This may well be the root of John’s teaching. God calls us on us to “know” him, and we do that through “steadfast love, justice, and righteousness.” This includes, of course, rejecting confidence in the intellect, in power, or in wealth. Our confidence must be in God.
Jeremiah cries out to the king —
(Jer 22:13-17 ESV) 3 “Woe to him who builds his house by unrighteousness, and his upper rooms by injustice, who makes his neighbor serve him for nothing and does not give him his wages, 14 who says, ‘I will build myself a great house with spacious upper rooms,’ who cuts out windows for it, paneling it with cedar and painting it with vermilion. 15 Do you think you are a king because you compete in cedar? Did not your father eat and drink and do justice and righteousness? Then it was well with him. 16 He judged the cause of the poor and needy; then it was well. Is not this to know me? declares the LORD. 17 But you have eyes and heart only for your dishonest gain, for shedding innocent blood, and for practicing oppression and violence.”
Ezekiel teaches —

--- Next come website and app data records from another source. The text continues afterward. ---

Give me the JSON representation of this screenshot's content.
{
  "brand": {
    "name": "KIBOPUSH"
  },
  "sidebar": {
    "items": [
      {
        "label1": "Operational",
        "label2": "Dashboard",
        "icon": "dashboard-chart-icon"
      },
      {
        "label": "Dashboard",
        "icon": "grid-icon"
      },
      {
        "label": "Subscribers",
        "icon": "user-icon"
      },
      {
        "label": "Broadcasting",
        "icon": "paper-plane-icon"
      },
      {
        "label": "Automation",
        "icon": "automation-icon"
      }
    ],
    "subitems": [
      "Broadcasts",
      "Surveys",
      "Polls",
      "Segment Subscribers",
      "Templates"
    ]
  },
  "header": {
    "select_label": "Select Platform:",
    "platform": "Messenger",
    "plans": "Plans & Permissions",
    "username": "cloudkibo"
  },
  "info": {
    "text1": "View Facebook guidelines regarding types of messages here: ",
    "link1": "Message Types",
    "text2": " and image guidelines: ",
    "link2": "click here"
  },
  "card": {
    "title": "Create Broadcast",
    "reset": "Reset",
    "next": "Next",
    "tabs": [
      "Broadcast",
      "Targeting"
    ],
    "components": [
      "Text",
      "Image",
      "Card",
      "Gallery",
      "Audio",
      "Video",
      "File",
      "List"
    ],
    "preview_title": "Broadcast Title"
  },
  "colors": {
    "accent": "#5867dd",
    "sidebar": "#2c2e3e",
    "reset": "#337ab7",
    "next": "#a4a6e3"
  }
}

(Eze 18:5-9 ESV) 5 “If a man is righteous and does what is just and right — 6 if he does not eat upon the mountains or lift up his eyes to the idols of the house of Israel, does not defile his neighbor’s wife or approach a woman in her time of menstrual impurity, 7 does not oppress anyone, but restores to the debtor his pledge, commits no robbery, gives his bread to the hungry and covers the naked with a garment, 8 does not lend at interest or take any profit, withholds his hand from injustice, executes true justice between man and man, 9 walks in my statutes, and keeps my rules by acting faithfully — he is righteous; he shall surely live, declares the Lord GOD.”
The point of “righteousness” is to obey the Law of Moses (during this time), but the emphasis was on fair dealing and charity for those in need. Rather than emphasizing the Sabbath, the feasts, and food laws, the prophets focus on the poor, relieving oppression, honesty, and charity. (Lending was a means of subsidizing the poor under the Law.) Compare this kind of righteousness to the “righteousness” of the Pharisees who were worried about hand washing and not healing on the Sabbath.
Therefore, we aren’t surprised that Jesus taught —
(Mat 25:34-40 ESV) 34 Then the King will say to those on his right, ‘Come, you who are blessed by my Father, inherit the kingdom prepared for you from the foundation of the world. 35 For I was hungry and you gave me food, I was thirsty and you gave me drink, I was a stranger and you welcomed me, 36 I was naked and you clothed me, I was sick and you visited me, I was in prison and you came to me.’ 37 Then the righteous will answer him, saying, ‘Lord, when did we see you hungry and feed you, or thirsty and give you drink? 38 And when did we see you a stranger and welcome you, or naked and clothe you? 39 And when did we see you sick or in prison and visit you?’ 40 And the King will answer them, ‘Truly, I say to you, as you did it to one of the least of these my brothers, you did it to me.’
Who are the righteous?